What you will do: All the data below goes into the copy word for word, but the pictures don't.
***** Available data *****
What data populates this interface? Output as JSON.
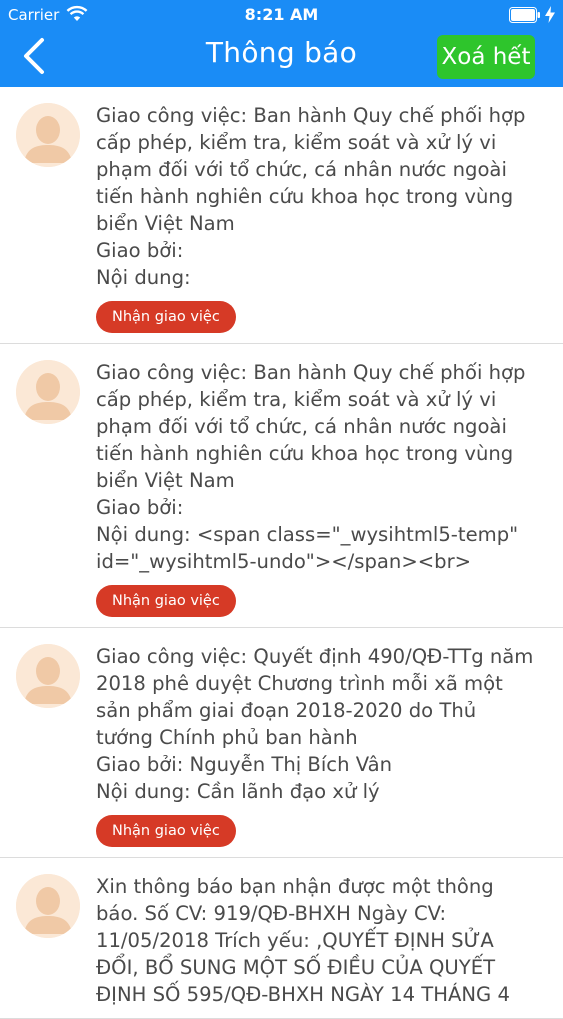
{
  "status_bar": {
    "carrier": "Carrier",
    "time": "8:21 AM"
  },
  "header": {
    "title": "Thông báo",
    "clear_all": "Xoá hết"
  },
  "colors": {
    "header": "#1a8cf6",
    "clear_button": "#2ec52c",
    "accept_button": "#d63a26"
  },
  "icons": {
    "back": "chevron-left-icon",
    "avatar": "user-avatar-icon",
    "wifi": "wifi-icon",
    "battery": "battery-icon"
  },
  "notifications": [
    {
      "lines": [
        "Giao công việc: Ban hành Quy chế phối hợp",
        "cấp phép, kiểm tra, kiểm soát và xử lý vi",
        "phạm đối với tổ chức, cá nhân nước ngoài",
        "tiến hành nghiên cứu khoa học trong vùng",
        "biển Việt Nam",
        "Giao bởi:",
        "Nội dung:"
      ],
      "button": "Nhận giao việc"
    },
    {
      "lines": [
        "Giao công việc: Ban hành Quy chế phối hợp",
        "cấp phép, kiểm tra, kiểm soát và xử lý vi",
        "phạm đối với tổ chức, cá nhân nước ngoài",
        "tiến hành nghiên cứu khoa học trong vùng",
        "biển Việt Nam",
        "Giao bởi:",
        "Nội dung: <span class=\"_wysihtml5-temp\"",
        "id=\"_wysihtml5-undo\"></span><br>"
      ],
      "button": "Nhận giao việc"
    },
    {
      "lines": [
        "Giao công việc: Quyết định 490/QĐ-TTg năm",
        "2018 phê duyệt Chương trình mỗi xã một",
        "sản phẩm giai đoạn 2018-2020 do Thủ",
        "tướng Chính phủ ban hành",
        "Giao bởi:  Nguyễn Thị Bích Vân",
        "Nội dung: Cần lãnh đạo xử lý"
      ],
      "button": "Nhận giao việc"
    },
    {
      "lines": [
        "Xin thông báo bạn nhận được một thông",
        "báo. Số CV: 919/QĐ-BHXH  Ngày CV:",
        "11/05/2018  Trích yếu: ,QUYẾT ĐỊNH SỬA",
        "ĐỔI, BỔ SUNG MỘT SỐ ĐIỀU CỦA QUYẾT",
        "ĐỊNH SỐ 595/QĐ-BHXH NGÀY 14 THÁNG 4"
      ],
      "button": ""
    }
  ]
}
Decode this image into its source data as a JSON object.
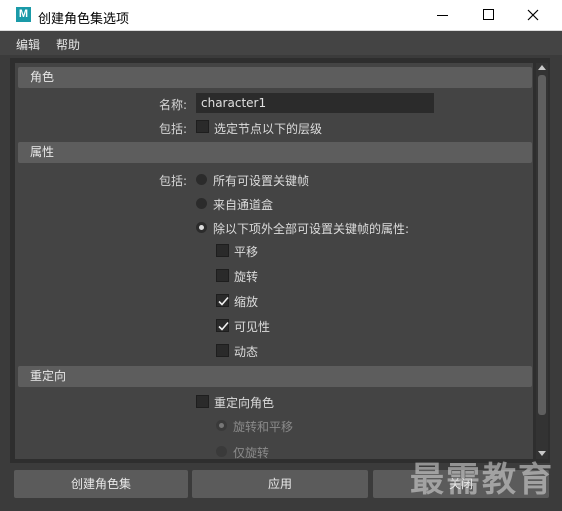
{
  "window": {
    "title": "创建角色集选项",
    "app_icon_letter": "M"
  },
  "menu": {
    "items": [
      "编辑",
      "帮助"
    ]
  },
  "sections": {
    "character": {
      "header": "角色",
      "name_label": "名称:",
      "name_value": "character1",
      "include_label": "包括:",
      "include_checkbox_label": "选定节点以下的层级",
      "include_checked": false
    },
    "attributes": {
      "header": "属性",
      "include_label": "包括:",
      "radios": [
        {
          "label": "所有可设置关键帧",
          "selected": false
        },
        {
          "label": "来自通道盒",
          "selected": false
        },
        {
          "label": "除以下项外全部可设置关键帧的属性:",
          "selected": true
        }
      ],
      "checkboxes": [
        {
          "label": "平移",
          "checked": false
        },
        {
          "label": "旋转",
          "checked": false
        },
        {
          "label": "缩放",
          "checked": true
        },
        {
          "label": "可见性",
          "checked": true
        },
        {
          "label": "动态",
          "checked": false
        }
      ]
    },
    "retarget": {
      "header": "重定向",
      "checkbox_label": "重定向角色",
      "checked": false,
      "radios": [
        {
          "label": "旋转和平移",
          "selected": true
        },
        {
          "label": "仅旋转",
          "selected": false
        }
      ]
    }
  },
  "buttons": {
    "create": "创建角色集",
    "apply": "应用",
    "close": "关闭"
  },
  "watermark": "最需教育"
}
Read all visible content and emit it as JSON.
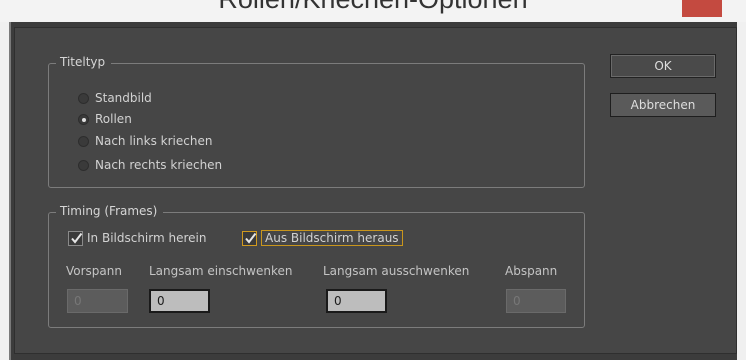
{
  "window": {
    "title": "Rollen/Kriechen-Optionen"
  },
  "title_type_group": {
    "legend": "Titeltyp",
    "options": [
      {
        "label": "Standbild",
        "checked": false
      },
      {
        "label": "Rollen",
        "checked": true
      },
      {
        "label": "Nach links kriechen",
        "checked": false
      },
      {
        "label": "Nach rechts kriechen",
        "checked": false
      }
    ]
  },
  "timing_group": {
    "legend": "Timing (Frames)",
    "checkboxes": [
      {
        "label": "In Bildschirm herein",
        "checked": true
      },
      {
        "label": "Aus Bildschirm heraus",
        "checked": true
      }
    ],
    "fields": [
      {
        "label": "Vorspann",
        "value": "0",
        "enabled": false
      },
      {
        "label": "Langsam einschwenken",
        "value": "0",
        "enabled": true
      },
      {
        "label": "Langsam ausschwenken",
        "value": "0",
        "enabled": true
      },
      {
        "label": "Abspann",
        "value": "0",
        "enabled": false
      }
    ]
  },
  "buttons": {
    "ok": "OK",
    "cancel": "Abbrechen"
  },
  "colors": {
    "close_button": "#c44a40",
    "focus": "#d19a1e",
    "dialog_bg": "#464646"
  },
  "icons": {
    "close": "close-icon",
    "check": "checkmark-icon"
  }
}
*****
Final answer:
What data populates this interface? Output as JSON.
{
  "status_bar": {
    "carrier": "Carrier",
    "time": "8:21 AM"
  },
  "header": {
    "title": "Thông báo",
    "clear_all": "Xoá hết"
  },
  "colors": {
    "header": "#1a8cf6",
    "clear_button": "#2ec52c",
    "accept_button": "#d63a26"
  },
  "icons": {
    "back": "chevron-left-icon",
    "avatar": "user-avatar-icon",
    "wifi": "wifi-icon",
    "battery": "battery-icon"
  },
  "notifications": [
    {
      "lines": [
        "Giao công việc: Ban hành Quy chế phối hợp",
        "cấp phép, kiểm tra, kiểm soát và xử lý vi",
        "phạm đối với tổ chức, cá nhân nước ngoài",
        "tiến hành nghiên cứu khoa học trong vùng",
        "biển Việt Nam",
        "Giao bởi:",
        "Nội dung:"
      ],
      "button": "Nhận giao việc"
    },
    {
      "lines": [
        "Giao công việc: Ban hành Quy chế phối hợp",
        "cấp phép, kiểm tra, kiểm soát và xử lý vi",
        "phạm đối với tổ chức, cá nhân nước ngoài",
        "tiến hành nghiên cứu khoa học trong vùng",
        "biển Việt Nam",
        "Giao bởi:",
        "Nội dung: <span class=\"_wysihtml5-temp\"",
        "id=\"_wysihtml5-undo\"></span><br>"
      ],
      "button": "Nhận giao việc"
    },
    {
      "lines": [
        "Giao công việc: Quyết định 490/QĐ-TTg năm",
        "2018 phê duyệt Chương trình mỗi xã một",
        "sản phẩm giai đoạn 2018-2020 do Thủ",
        "tướng Chính phủ ban hành",
        "Giao bởi:  Nguyễn Thị Bích Vân",
        "Nội dung: Cần lãnh đạo xử lý"
      ],
      "button": "Nhận giao việc"
    },
    {
      "lines": [
        "Xin thông báo bạn nhận được một thông",
        "báo. Số CV: 919/QĐ-BHXH  Ngày CV:",
        "11/05/2018  Trích yếu: ,QUYẾT ĐỊNH SỬA",
        "ĐỔI, BỔ SUNG MỘT SỐ ĐIỀU CỦA QUYẾT",
        "ĐỊNH SỐ 595/QĐ-BHXH NGÀY 14 THÁNG 4"
      ],
      "button": ""
    }
  ]
}
Decode this image into its source data as a JSON object.
{
  "window": {
    "title": "创建角色集选项",
    "app_icon_letter": "M"
  },
  "menu": {
    "items": [
      "编辑",
      "帮助"
    ]
  },
  "sections": {
    "character": {
      "header": "角色",
      "name_label": "名称:",
      "name_value": "character1",
      "include_label": "包括:",
      "include_checkbox_label": "选定节点以下的层级",
      "include_checked": false
    },
    "attributes": {
      "header": "属性",
      "include_label": "包括:",
      "radios": [
        {
          "label": "所有可设置关键帧",
          "selected": false
        },
        {
          "label": "来自通道盒",
          "selected": false
        },
        {
          "label": "除以下项外全部可设置关键帧的属性:",
          "selected": true
        }
      ],
      "checkboxes": [
        {
          "label": "平移",
          "checked": false
        },
        {
          "label": "旋转",
          "checked": false
        },
        {
          "label": "缩放",
          "checked": true
        },
        {
          "label": "可见性",
          "checked": true
        },
        {
          "label": "动态",
          "checked": false
        }
      ]
    },
    "retarget": {
      "header": "重定向",
      "checkbox_label": "重定向角色",
      "checked": false,
      "radios": [
        {
          "label": "旋转和平移",
          "selected": true
        },
        {
          "label": "仅旋转",
          "selected": false
        }
      ]
    }
  },
  "buttons": {
    "create": "创建角色集",
    "apply": "应用",
    "close": "关闭"
  },
  "watermark": "最需教育"
}
Read all visible content and emit it as JSON.
{
  "window": {
    "title": "Rollen/Kriechen-Optionen"
  },
  "title_type_group": {
    "legend": "Titeltyp",
    "options": [
      {
        "label": "Standbild",
        "checked": false
      },
      {
        "label": "Rollen",
        "checked": true
      },
      {
        "label": "Nach links kriechen",
        "checked": false
      },
      {
        "label": "Nach rechts kriechen",
        "checked": false
      }
    ]
  },
  "timing_group": {
    "legend": "Timing (Frames)",
    "checkboxes": [
      {
        "label": "In Bildschirm herein",
        "checked": true
      },
      {
        "label": "Aus Bildschirm heraus",
        "checked": true
      }
    ],
    "fields": [
      {
        "label": "Vorspann",
        "value": "0",
        "enabled": false
      },
      {
        "label": "Langsam einschwenken",
        "value": "0",
        "enabled": true
      },
      {
        "label": "Langsam ausschwenken",
        "value": "0",
        "enabled": true
      },
      {
        "label": "Abspann",
        "value": "0",
        "enabled": false
      }
    ]
  },
  "buttons": {
    "ok": "OK",
    "cancel": "Abbrechen"
  },
  "colors": {
    "close_button": "#c44a40",
    "focus": "#d19a1e",
    "dialog_bg": "#464646"
  },
  "icons": {
    "close": "close-icon",
    "check": "checkmark-icon"
  }
}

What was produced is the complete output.